▶ [DESCRIPTION OF THE TASK]
In how many lines of the listing below does "Alex" appear? Reply with the number only.

▶ [THE INPUT]
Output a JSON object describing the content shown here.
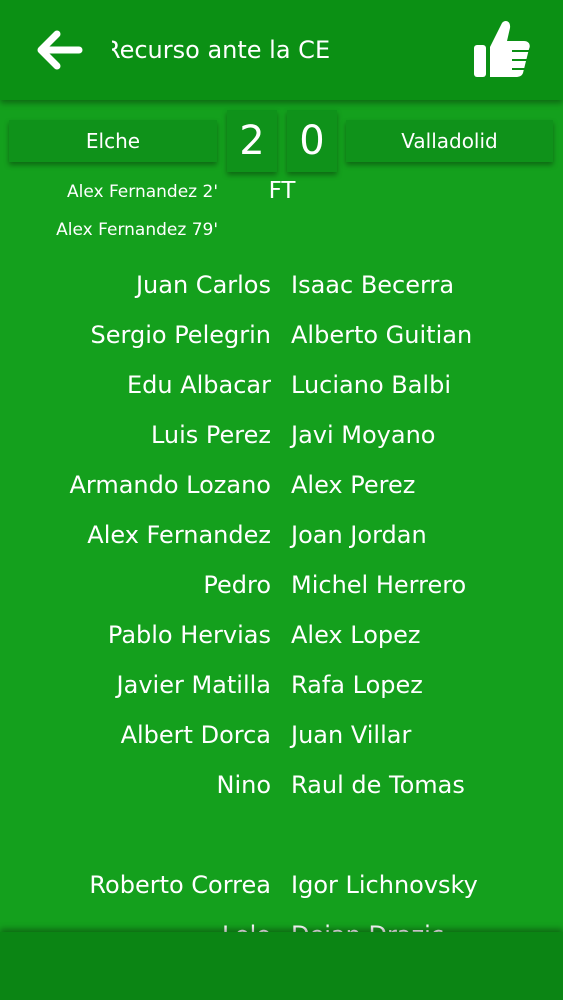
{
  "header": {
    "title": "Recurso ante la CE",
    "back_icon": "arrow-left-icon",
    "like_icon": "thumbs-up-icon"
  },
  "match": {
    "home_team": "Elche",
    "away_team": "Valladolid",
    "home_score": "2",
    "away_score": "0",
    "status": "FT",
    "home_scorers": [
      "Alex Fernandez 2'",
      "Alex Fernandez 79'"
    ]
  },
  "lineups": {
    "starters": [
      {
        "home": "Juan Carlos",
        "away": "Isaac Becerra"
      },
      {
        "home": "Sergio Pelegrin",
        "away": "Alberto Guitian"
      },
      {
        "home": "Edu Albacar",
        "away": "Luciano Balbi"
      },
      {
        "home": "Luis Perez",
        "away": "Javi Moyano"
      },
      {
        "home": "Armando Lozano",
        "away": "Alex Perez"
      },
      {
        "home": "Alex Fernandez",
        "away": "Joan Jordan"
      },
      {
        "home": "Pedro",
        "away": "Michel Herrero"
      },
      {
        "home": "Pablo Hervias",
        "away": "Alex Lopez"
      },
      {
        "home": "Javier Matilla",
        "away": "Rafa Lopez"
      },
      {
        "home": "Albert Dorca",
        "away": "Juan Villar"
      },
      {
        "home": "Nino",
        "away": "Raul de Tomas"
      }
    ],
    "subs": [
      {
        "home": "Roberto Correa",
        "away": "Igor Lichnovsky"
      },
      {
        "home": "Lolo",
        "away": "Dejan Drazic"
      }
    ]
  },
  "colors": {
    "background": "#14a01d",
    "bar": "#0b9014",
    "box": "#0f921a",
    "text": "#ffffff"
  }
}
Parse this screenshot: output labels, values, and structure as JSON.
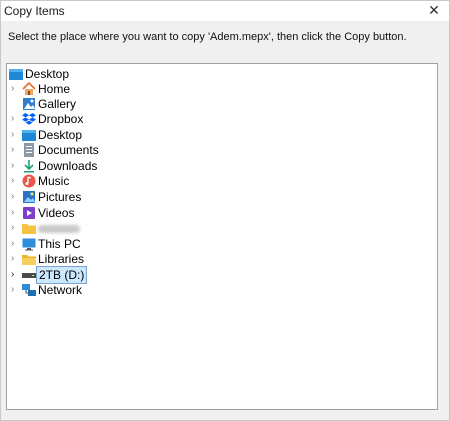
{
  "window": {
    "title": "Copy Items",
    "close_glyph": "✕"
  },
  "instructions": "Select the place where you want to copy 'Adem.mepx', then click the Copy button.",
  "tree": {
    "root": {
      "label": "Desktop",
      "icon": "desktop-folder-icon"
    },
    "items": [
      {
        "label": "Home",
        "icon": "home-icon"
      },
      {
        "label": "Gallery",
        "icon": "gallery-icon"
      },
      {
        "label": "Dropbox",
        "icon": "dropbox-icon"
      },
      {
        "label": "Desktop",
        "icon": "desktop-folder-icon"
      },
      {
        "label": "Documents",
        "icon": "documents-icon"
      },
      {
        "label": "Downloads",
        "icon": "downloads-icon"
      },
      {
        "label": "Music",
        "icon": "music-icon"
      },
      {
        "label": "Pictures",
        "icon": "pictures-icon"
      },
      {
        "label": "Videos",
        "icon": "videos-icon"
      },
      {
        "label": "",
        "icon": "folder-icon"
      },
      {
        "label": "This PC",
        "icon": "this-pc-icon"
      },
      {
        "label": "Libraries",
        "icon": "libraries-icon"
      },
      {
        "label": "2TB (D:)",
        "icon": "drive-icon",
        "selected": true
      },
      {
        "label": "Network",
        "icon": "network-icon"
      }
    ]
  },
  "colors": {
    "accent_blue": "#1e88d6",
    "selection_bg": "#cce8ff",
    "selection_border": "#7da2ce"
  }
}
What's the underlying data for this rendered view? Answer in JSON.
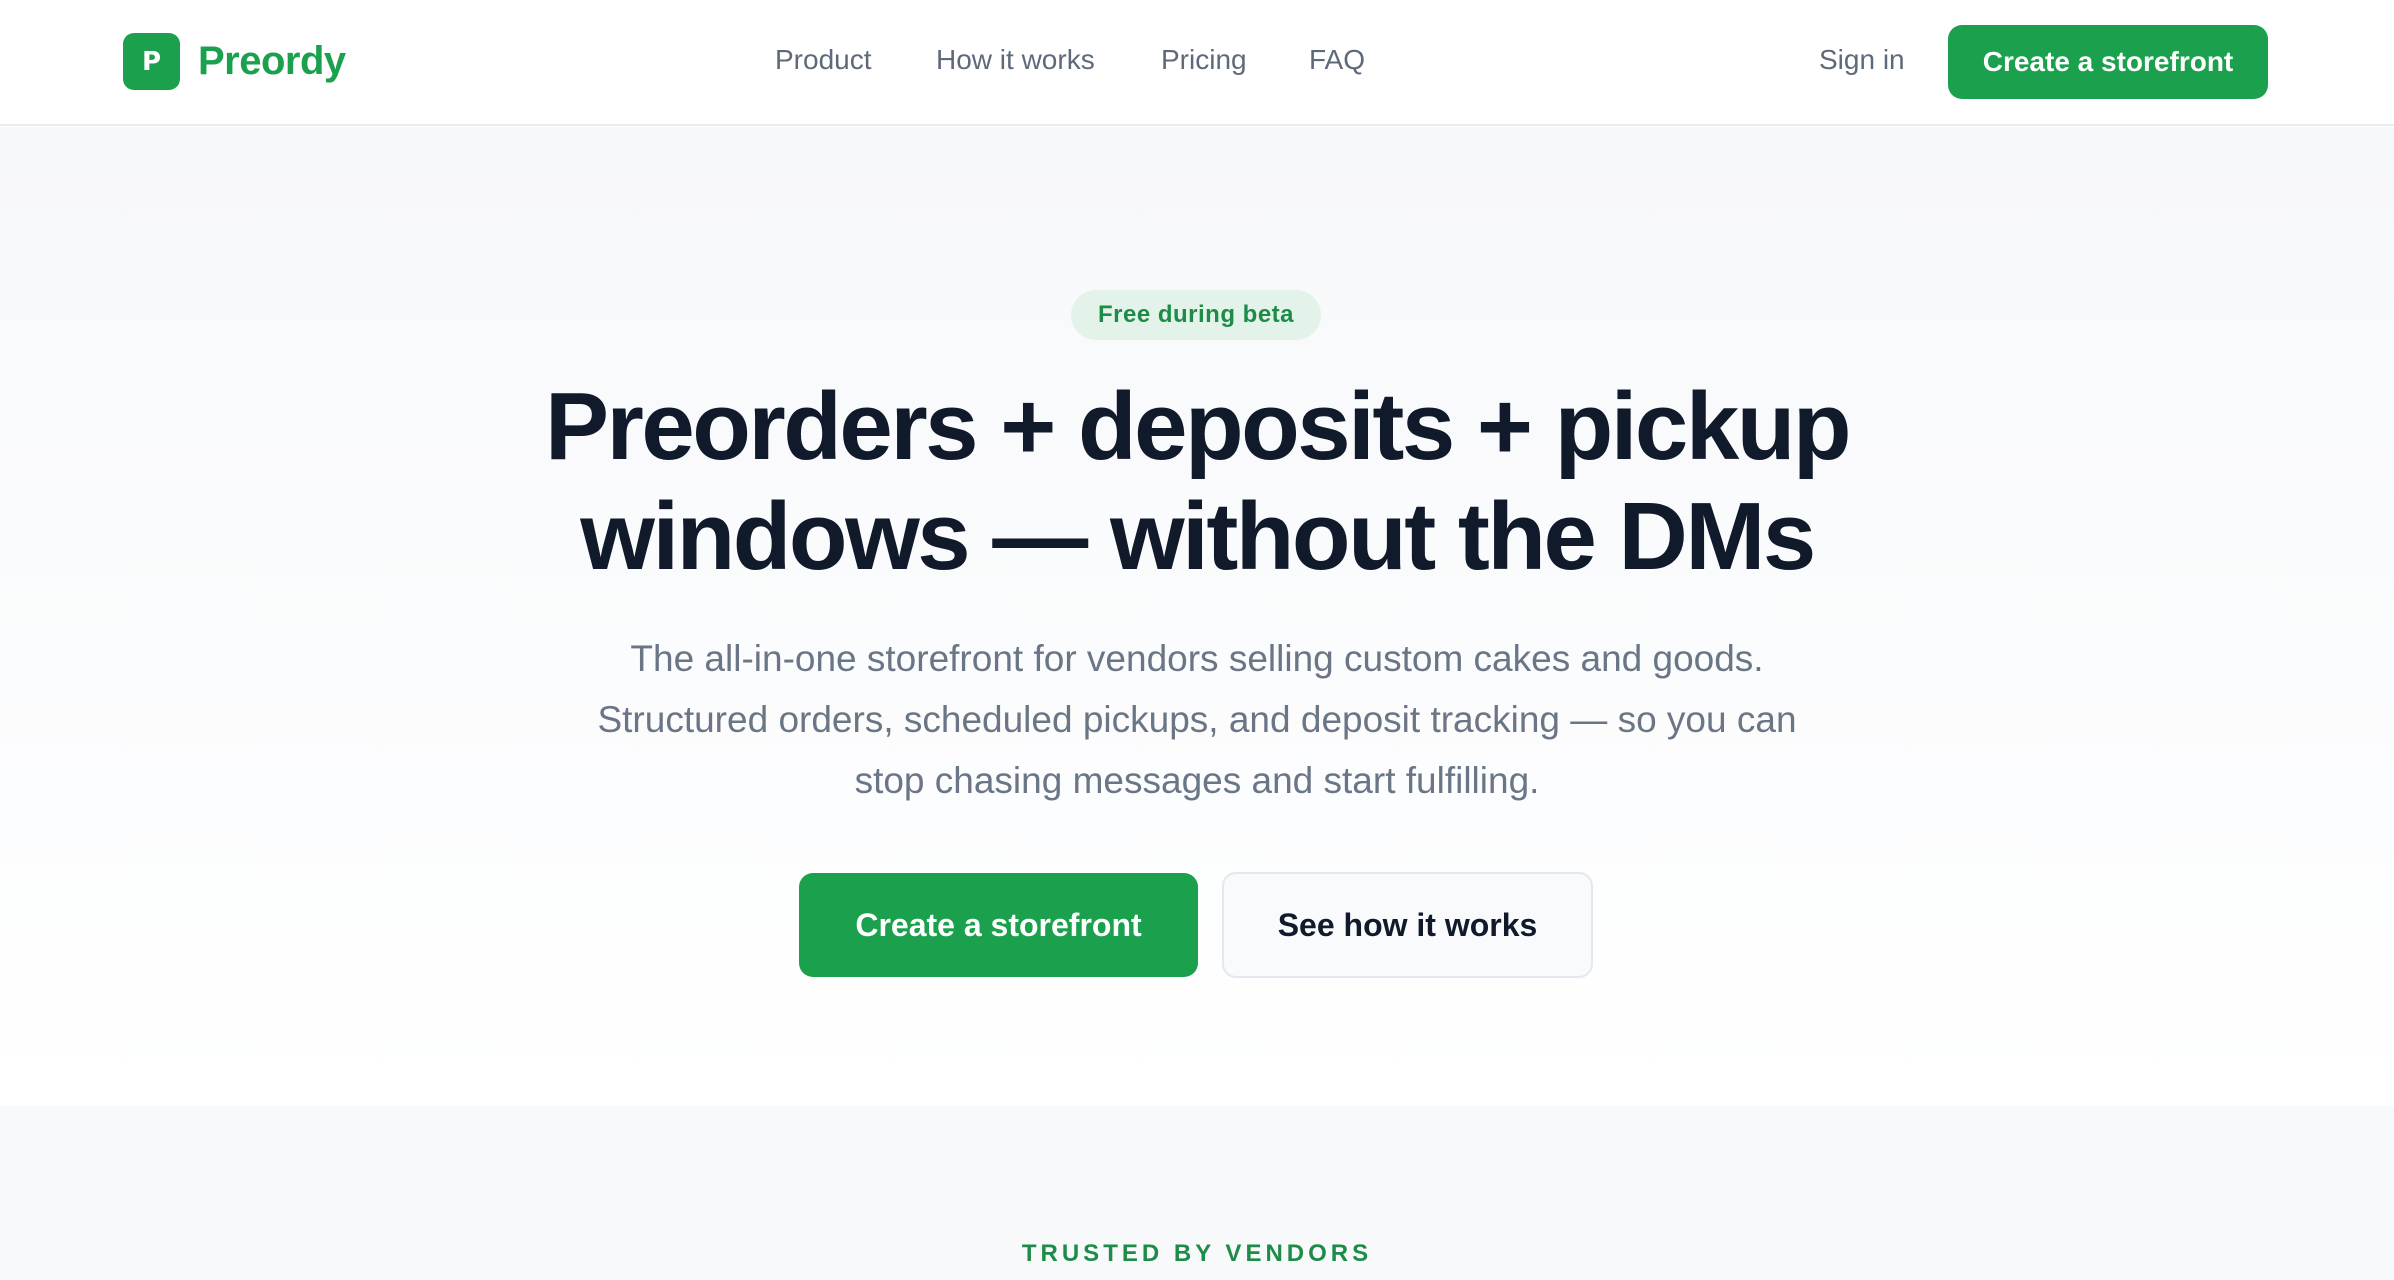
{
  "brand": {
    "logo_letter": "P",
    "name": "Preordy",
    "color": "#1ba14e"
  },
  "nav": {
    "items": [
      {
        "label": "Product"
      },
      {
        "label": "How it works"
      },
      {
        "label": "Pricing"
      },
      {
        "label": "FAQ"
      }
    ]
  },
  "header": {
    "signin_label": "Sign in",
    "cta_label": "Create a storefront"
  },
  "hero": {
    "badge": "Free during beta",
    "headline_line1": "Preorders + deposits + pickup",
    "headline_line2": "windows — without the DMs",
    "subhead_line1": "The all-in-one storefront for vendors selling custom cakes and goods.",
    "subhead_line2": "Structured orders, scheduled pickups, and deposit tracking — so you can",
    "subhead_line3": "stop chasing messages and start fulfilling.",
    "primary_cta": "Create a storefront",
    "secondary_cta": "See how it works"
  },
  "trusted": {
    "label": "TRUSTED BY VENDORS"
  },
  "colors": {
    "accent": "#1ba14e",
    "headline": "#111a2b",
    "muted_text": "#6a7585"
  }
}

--

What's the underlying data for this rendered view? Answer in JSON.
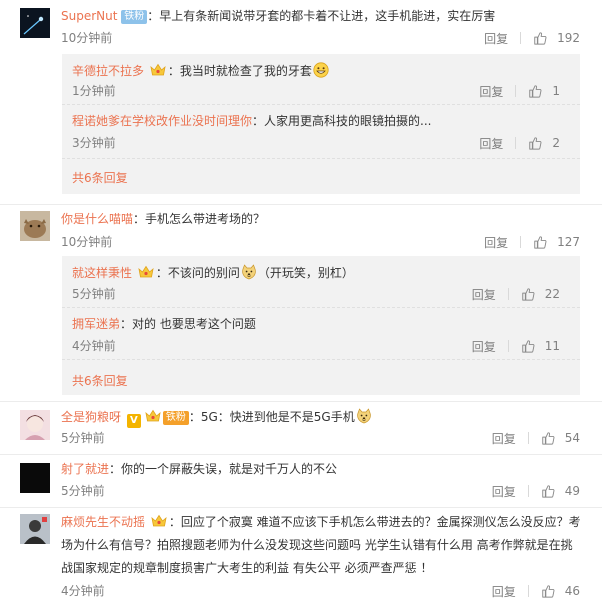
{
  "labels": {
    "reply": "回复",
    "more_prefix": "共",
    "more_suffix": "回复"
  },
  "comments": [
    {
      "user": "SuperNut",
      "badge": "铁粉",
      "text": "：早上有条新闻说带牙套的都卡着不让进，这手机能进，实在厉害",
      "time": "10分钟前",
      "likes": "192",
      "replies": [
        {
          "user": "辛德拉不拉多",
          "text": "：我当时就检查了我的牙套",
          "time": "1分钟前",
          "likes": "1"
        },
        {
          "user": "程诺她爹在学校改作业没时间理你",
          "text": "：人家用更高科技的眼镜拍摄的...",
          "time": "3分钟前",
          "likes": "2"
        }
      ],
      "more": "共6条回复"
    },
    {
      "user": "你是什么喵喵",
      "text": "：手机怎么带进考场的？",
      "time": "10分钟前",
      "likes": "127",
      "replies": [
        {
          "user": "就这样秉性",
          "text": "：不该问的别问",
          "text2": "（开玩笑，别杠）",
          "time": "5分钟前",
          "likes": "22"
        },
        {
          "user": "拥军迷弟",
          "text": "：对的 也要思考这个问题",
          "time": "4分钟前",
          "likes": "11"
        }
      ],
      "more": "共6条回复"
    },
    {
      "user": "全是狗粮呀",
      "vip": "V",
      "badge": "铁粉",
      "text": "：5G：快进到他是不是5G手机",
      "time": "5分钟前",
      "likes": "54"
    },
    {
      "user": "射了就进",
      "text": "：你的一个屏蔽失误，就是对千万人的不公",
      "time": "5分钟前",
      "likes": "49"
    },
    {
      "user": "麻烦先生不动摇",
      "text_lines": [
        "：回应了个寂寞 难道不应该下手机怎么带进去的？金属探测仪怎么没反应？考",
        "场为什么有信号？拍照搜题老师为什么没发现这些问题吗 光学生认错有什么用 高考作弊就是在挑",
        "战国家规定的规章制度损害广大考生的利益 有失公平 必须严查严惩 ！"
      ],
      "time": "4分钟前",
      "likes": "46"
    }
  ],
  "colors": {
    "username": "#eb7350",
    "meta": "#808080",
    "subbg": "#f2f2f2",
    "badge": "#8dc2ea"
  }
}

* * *

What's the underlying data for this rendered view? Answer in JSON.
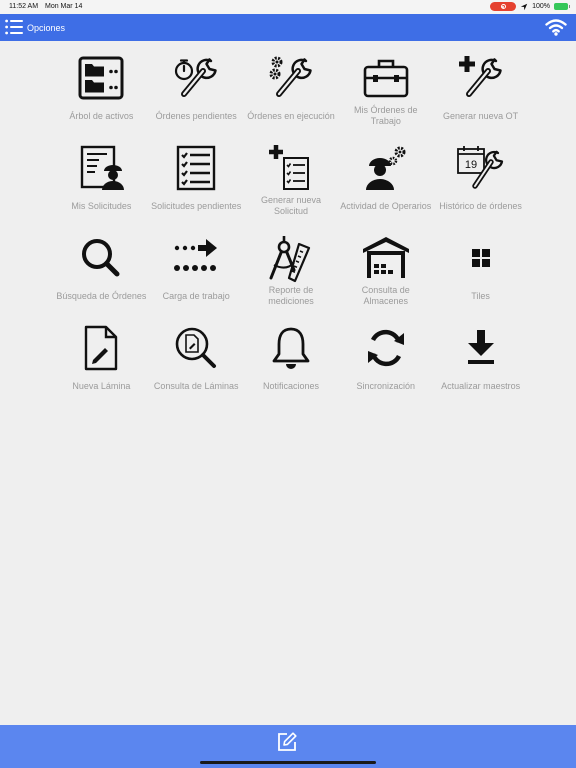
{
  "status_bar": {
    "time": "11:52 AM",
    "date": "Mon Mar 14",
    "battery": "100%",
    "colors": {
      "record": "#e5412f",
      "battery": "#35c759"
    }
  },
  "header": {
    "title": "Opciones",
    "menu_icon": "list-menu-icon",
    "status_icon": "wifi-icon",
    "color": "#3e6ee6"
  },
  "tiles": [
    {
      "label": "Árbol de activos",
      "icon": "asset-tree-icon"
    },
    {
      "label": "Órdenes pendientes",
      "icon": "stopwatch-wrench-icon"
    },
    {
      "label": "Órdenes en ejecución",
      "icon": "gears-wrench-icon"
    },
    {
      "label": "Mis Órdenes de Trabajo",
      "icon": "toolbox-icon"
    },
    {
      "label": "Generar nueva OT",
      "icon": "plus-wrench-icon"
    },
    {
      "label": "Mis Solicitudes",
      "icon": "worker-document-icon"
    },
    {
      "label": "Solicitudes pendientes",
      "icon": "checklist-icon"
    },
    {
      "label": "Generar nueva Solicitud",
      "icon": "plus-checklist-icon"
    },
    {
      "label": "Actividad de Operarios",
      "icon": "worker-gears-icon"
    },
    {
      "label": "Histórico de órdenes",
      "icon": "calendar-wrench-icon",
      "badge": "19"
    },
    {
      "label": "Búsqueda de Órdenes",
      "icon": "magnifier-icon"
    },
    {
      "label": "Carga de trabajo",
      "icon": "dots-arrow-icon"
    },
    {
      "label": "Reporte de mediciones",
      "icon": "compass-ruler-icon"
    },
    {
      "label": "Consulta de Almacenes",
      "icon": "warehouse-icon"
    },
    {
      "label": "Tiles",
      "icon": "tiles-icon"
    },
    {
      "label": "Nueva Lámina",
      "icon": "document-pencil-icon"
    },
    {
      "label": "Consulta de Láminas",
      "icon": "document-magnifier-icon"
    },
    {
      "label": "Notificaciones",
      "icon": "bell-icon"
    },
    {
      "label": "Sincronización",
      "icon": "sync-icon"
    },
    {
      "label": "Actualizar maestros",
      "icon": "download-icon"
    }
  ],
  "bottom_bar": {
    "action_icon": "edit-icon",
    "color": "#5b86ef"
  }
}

▶ [ANSWER FOR THE TASK]
5